There will be instances when C2PA-enabled content is missing data. Most commonly, this will happen if the content is edited without capturing C2PA data. In this event, the L2 and L3 UI should reflect when data is missing, as well as the manifest data that came before or after. It should be noted that because the relationship with prior manifests is tenuous, a dotted line can be drawn to suggest the connection is not the same as between valid, intact manifests. Note that the missing or incomplete data should not automatically signal that one should discount the content as untrustworthy. For this reason, we discourage against the use of an indicator designed to trigger alarm, which should be reserved for more apparent tamper-evident use cases, in favor of a more descriptive and neutral indicator.

Figure 14
Figure 14. Missing data, example 2

Following the established pattern of collapsing additional manifest, missing data steps can be called out via the text string (Figure 13) to bring awareness to the questionable validity of ingredients.

5.6. Broken bindings & untrusted signers

Figure 15
Figure 15. Error display

There may be instances when C2PA-enabled content has been maliciously edited to tamper with C2PA data, or is signed by an untrustworthy entity.

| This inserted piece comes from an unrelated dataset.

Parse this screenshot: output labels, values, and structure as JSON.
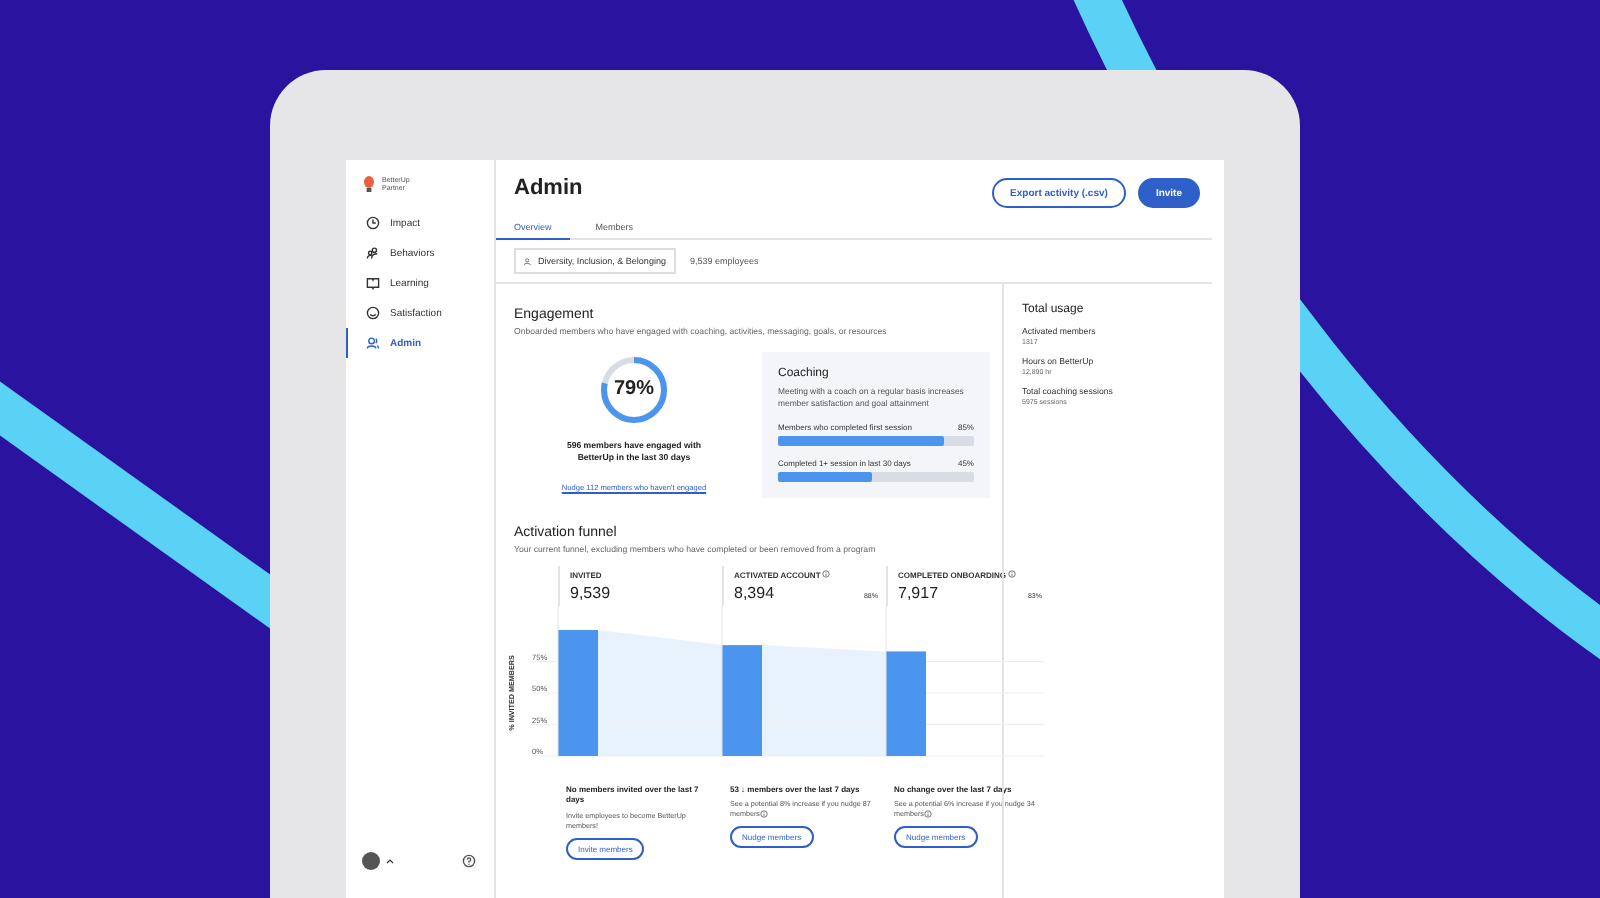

In this case, no additional prior data can be displayed.

6. Applications and Use cases

As above, L2 assumes some level of contextual customization will be beneficial to make C2PA data helpful to users. Rather than recommend customizations based on a fixed set of applications, instead we have categorized the ways that assets are used to communicate aspects of reality to users, and provide a recommended customization based on that. The following examples represent a range of potentially common applications:

6.1. Arts and entertainment

Depicted is a discrete manifest showing an identity assertion, indicating the uploader is the same as the content producer.

Figure 16
Figure 16. Entertainment example

6.2. News

An example of photojournalism, wherein steps between the origin and published manifests are displayed.

Figure 17
Figure 17. News example

6.3. Social sites

A transcode manifest is depicted, representing C2PA content shared on a social network.

Figure 18
Figure 18. Social media example

6.4. E-commerce and retail

Depicted is a more complex summary, indicating the shared content on the retail platform is an edited composite of two images. Buyer beware!

Figure 19
Figure 19. E-commerce example

6.5. Travel

A travel company publishing a photo captured by a C2PA-enabled camera app.

Figure 20
Figure 20. Travel example

7. Open issues

7.1. Video

As a time-based media, video provenance represents a significant challenge to distill into simple consumer UI. Topics we are actively exploring relate to the visual representation of ingredients, the volume of potential edits, and assertions tied to temporal segments. We aim to provide more detailed recommendations for video content by the v1.0 spec.

7.2. User research

Correctly identifying and displaying trust signals are a paramount concern for our overall user experience. We strive to understand the value consumers will apply to content attribution through ongoing user research studies and usability testing.

8. Public Review, Feedback and Evolution

The team authoring the UX recommendations is cognizant of its limitations and potential biases, recognizing that feedback, review, user testing and ongoing evolution is a requirement for success. This guidance is therefore an evolving document, informed by real world experiences deploying C2PA UX across a wide variety of applications and scenarios.